I've been seeing more "pocket games" in recent years. Some are designed to be both small and short (play in the time it takes for your food to arrive at a restaurant, for example); others are a little longer. Board Game Geek has a user-curated list of pocket games; some of them won't meet your needs but others might. For a trip like yours, I recommend avoiding anything in the Tiny Epic line; those games have lots of small plastic customized pieces (easy to lose, hard to replace). On the other hand, card games like Sushi Go or Point Salad would work so long as you're not concerned about moisture damage to cards. For something with a little more strategy, San Juan is a card game based on Puerto Rico. (You mentioned a deck of playing cards, so I assumed cards would be ok.)
Dice games like Yahtzee (mentioned in another answer) are compact. Roll Through the Ages, an "abstraction" of Advanced Civilization that plays in about half an hour, involves more strategy than games like Point Salad. It uses dice, paper scoring sheets to track progress, and small peg-boards to track resources, but those peg-boards could be replaced with any method of tracking how many of each of six different things you currently have. Dice in different colors would work.
Games like Nine Man Morris, Hnaftafl, and Fox and Geese require small markers and a board. The board doesn't need to be rigid; you can draw or paint the board layouts on cloth. I did this for a gaming event where I needed a lot of copies of these games and needed to be able to pack them easily. For markers, you can use any small plastic "stones", beads, or similar that will stay put without rolling; take some spares, and if you lose a few, no big deal. (Pennies also work.) One possible downside is that these are usually two-player games.
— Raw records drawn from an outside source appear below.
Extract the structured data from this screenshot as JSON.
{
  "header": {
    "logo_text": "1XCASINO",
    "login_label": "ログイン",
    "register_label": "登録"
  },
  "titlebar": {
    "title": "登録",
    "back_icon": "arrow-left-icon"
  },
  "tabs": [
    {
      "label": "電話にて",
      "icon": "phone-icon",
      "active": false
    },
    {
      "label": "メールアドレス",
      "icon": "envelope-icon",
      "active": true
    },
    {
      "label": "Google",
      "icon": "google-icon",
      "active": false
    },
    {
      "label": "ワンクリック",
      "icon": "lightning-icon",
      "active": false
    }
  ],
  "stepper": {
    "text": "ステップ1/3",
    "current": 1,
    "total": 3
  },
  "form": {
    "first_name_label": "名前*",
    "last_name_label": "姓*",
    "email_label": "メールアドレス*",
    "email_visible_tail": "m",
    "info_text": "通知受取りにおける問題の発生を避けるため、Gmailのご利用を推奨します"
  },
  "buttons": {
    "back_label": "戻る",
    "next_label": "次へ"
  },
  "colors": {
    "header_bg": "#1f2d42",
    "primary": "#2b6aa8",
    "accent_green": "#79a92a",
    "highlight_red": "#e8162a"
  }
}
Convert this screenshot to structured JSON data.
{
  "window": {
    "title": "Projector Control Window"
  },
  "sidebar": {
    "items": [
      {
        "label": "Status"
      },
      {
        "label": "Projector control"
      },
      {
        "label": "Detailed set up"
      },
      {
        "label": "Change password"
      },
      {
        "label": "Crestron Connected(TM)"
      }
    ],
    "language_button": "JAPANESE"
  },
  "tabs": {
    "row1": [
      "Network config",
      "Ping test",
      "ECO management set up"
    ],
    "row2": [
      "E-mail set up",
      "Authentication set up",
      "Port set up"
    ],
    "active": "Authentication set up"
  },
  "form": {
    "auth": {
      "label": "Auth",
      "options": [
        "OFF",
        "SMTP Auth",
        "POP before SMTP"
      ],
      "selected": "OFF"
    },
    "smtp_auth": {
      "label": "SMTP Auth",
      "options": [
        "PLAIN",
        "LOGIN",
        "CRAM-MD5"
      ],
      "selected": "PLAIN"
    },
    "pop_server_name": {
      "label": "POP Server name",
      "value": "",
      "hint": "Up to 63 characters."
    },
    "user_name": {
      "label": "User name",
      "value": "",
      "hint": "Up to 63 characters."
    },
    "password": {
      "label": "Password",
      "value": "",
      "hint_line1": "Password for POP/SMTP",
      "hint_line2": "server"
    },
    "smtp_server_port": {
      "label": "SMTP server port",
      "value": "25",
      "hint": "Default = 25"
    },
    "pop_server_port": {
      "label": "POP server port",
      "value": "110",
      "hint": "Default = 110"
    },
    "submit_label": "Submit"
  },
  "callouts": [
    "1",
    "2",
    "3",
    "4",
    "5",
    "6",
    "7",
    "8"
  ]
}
All of the games I've listed are fairly short and not very complex. Complex board games tend to come with lots of stuff, in my experience. Maybe your group could choose one game that's a reasonable compromise of bulk/weight and complexity and, if necessary, distribute the components? A game like Power Grid (choose one board) or Settlers of Catan or Eurorails could probably be managed in this way.
I hope after your trip you'll tell us what worked for you.